First, the center section housed the stable for the mules, as well as a large open space that stretched clear to the back of the barn. A large wooden gate was at the front, and another was at the back of the open space. The two gates stayed closed most of the time to keep the mules inside when they were not at work. The back gate opened up to the expansive pasture which went all the way to the tobacco shelter and curing barns.
To the left of the center section was the farm equipment storage section, full of plows, disks, shovels, saws, post-hole diggers, chemicals, tobacco sheets, baskets and, of course, the big green wagon that the mules sometimes pulled to transport equipment, farm workers, crops and joyriders on hayrides.
The farm equipment storage section was off-limits to us children, since it posed threats of injury, poisoning and rodent bits.
The right section, a smelly and dirty place we thought, was home to the pigs. The corn crib was also nearby, and there were probably snakes to keep mice and rats under control. We children loved to watch the pigs eat, but we thought they were mighty greedy and had terrible table manners.
Our grandfather used to go to the Merita Bakery near the railroad track in Wilson and get day-old bread and other products to take to the pigs. Have you ever seen a pig gobble up a honey bun?
The loft, also off-limits to young ones, was intriguing and tempting, with its piles of hay, the big hole through which workers pitched hay down to the mules and a snake or two to keep rats at bay.
We loved the mules, and we loved to watch the farmworkers dress them up for work.

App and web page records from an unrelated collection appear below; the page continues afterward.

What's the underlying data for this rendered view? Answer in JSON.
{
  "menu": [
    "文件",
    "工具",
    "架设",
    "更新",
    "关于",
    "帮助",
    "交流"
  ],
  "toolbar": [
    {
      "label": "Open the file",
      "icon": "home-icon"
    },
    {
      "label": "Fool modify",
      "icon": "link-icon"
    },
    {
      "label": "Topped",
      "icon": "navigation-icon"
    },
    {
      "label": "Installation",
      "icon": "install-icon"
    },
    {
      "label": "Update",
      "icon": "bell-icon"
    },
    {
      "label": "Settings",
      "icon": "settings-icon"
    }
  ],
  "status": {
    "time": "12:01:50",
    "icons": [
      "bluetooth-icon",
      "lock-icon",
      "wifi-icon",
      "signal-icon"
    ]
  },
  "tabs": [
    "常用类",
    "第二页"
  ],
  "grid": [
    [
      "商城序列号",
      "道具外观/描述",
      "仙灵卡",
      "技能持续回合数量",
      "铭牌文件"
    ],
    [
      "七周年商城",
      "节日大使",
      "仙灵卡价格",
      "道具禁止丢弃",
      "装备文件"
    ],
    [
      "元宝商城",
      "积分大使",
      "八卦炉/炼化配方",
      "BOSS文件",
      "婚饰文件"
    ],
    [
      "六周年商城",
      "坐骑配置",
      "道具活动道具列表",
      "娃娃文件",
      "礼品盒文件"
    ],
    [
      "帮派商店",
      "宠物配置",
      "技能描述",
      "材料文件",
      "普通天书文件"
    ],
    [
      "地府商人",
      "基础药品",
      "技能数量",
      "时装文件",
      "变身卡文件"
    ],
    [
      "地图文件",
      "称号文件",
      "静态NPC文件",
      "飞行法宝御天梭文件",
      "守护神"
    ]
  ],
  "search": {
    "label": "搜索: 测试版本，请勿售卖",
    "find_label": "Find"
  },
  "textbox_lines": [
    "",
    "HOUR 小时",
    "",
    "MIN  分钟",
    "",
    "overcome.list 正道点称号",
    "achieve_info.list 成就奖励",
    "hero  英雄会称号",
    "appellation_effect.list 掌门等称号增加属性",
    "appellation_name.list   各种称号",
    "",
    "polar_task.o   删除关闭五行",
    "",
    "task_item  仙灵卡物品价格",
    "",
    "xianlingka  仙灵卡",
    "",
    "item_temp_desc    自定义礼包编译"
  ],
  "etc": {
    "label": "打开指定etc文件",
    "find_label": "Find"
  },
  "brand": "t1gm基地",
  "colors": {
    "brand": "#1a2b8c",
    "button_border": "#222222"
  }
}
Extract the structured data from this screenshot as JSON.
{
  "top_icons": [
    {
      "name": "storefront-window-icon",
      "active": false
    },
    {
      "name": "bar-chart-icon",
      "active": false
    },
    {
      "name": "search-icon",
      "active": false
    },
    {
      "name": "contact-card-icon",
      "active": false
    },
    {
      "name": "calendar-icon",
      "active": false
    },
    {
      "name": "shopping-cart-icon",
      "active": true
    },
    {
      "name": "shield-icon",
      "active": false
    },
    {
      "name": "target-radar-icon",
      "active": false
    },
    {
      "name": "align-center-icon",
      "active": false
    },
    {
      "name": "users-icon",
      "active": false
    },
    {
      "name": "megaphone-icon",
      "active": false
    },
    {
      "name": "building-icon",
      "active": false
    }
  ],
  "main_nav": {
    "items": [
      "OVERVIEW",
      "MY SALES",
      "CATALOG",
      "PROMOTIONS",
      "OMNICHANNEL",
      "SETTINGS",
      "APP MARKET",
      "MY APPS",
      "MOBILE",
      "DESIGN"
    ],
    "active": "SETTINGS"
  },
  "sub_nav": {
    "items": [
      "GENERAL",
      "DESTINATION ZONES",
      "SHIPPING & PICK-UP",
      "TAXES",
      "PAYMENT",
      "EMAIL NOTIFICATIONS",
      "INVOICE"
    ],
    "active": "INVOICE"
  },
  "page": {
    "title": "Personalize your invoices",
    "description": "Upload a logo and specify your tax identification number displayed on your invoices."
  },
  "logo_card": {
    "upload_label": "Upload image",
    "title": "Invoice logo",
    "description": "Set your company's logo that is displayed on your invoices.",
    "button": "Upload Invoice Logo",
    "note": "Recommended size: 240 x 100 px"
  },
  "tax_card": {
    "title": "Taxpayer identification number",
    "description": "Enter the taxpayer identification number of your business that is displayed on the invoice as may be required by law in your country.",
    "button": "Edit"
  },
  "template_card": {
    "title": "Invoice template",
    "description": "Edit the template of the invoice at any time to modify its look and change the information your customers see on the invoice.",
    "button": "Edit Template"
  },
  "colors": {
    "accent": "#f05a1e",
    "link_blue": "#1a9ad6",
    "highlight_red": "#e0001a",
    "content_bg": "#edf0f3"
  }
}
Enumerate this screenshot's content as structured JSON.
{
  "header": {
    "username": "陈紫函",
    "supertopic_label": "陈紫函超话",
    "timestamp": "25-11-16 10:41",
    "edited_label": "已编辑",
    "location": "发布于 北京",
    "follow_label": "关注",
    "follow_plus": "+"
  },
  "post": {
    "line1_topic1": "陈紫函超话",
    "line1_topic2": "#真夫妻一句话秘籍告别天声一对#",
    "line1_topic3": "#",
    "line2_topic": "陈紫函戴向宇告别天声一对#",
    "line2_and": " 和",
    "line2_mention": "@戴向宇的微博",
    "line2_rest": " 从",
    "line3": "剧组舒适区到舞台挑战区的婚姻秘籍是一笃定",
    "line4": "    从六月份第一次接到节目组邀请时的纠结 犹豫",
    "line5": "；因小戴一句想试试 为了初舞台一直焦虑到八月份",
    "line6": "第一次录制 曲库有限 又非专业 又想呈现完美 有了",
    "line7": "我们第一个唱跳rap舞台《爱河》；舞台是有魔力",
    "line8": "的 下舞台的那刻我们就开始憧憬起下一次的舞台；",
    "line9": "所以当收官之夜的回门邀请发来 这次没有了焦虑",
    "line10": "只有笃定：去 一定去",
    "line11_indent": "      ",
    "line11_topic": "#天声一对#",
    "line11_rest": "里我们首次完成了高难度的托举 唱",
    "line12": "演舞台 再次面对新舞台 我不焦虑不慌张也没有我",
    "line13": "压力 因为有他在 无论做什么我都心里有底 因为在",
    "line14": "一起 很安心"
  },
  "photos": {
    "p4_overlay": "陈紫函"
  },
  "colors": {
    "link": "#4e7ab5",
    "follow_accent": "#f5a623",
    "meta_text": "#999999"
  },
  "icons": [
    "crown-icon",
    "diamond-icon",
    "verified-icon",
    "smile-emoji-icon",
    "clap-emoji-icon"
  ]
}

We watched with fascination as the bridles, blinders, reins and singletrees were attached as the mules, both named “Gray,” stood patiently and occasionally switched their tail or stomped a big old hoof to shoo the flies away.
After the mules were bridled, they were ready to leave the barn to go plow, haul tobacco trucks, pull the wagon or perform some other heavy work.
We were excited when the veterinarian came to the barn to vaccinate or treat the mules, pigs and cows. When the pigs were getting tended to, there was always a whole lot of squealing going on.
When the farrier came to shoe the mules, we watched with wide eyes as he drove nails into the mules’ hooves. We were so afraid that it hurt the mules and that they would start kicking someone. We believed that the mules were glad to get back to their stalls after they got their new shoes.
Sometimes we would climb on the barn gate, talk to Gray and Gray, spin a few barn yarns and dream of going up to the loft to pitch some hay.
Occasionally we were allowed to go with an adult behind the barn and dig for worms for an afternoon of fishing. The moist dirt behind the barn produced the fattest, squirmiest worms imaginable, a must for catching bream and other pond fish.
Once, our grandfather told of a time when a young Marine stationed at Camp Lejeune stopped by the barn and spent the night in the loft. In the morning the young man told Granddaddy about his stay, thanked him for not being mad and set out thumbing for the Marine base.
Many of us have heard some people say that they “got their education out behind the barn” or got many a “whippin’” back there as well, although the children in our family got neither as far as I know.
Our grandparents’ barn never had one of those advertising signs painted on it. It needed no ornament, nor did it need to be used to advertise for someone else.
Don DeLillo wrote, “Once you’ve seen the signs about a barn, it becomes impossible to see the barn.”
The farm barn of my childhood is still a part of me. I love it today as I did when I was a child, although it is no longer standing.
For those of you who love imagery, ponder this passage from Walt Whitman’s poetry. It needs no commentary.
“Through the ample open door of the peaceful country barn, /A sun-lit pasture field, with cattle and horses feeding; /And haze, and vista, and the farm horizon, fading away.”
Sanda Baucom Hight is retired from Wilson County Schools after serving as an English teacher and is currently a substitute teacher in Wilson County. Her column focuses on the charms of home, school and country life.